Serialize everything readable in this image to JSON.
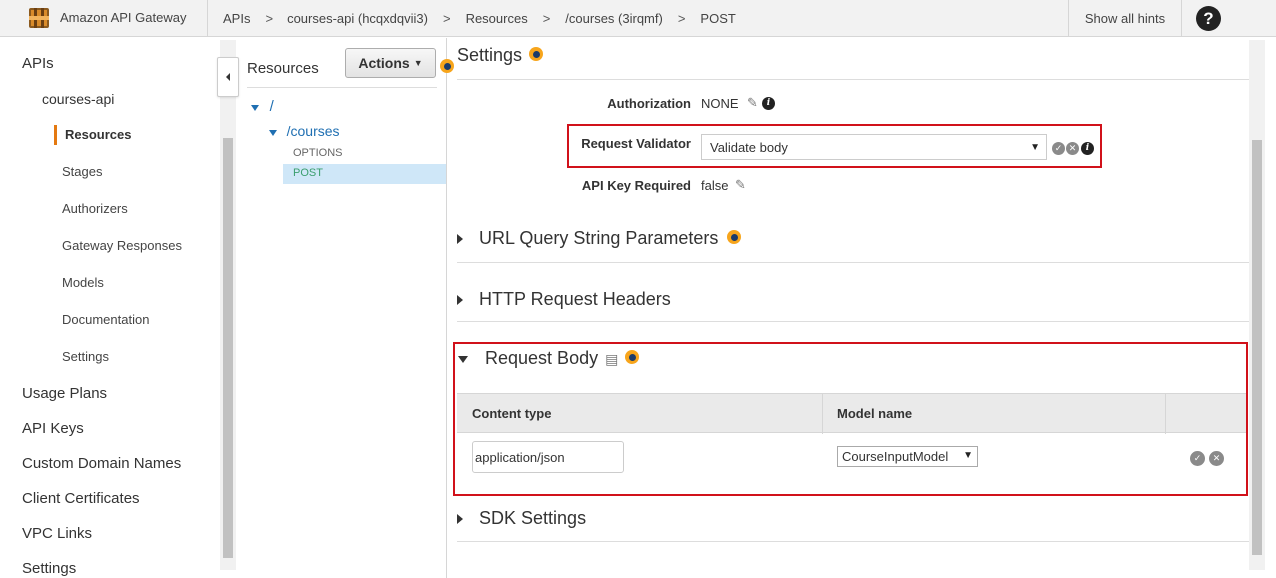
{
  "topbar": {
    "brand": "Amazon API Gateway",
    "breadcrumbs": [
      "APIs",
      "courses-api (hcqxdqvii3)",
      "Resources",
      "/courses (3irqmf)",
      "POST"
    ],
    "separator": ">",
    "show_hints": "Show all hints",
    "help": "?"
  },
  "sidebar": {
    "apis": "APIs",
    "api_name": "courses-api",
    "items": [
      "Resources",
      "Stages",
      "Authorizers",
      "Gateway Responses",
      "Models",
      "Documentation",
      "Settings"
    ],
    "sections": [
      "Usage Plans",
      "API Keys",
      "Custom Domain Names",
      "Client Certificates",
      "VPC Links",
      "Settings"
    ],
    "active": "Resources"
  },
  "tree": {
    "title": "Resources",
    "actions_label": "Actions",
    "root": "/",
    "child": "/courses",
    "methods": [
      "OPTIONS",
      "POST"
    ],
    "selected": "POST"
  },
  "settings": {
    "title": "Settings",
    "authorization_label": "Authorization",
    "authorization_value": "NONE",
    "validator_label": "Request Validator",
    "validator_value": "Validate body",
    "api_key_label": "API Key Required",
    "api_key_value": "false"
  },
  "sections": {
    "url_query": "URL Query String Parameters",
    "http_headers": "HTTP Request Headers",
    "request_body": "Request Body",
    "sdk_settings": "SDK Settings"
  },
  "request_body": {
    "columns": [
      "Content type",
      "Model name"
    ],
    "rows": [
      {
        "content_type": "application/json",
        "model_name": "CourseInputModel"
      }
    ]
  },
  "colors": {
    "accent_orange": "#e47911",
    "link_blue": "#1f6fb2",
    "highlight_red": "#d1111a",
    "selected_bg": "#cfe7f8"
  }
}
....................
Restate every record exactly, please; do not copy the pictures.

Serialize everything readable in this image to JSON.
{
  "topbar": {
    "brand": "Amazon API Gateway",
    "breadcrumbs": [
      "APIs",
      "courses-api (hcqxdqvii3)",
      "Resources",
      "/courses (3irqmf)",
      "POST"
    ],
    "separator": ">",
    "show_hints": "Show all hints",
    "help": "?"
  },
  "sidebar": {
    "apis": "APIs",
    "api_name": "courses-api",
    "items": [
      "Resources",
      "Stages",
      "Authorizers",
      "Gateway Responses",
      "Models",
      "Documentation",
      "Settings"
    ],
    "sections": [
      "Usage Plans",
      "API Keys",
      "Custom Domain Names",
      "Client Certificates",
      "VPC Links",
      "Settings"
    ],
    "active": "Resources"
  },
  "tree": {
    "title": "Resources",
    "actions_label": "Actions",
    "root": "/",
    "child": "/courses",
    "methods": [
      "OPTIONS",
      "POST"
    ],
    "selected": "POST"
  },
  "settings": {
    "title": "Settings",
    "authorization_label": "Authorization",
    "authorization_value": "NONE",
    "validator_label": "Request Validator",
    "validator_value": "Validate body",
    "api_key_label": "API Key Required",
    "api_key_value": "false"
  },
  "sections": {
    "url_query": "URL Query String Parameters",
    "http_headers": "HTTP Request Headers",
    "request_body": "Request Body",
    "sdk_settings": "SDK Settings"
  },
  "request_body": {
    "columns": [
      "Content type",
      "Model name"
    ],
    "rows": [
      {
        "content_type": "application/json",
        "model_name": "CourseInputModel"
      }
    ]
  },
  "colors": {
    "accent_orange": "#e47911",
    "link_blue": "#1f6fb2",
    "highlight_red": "#d1111a",
    "selected_bg": "#cfe7f8"
  }
}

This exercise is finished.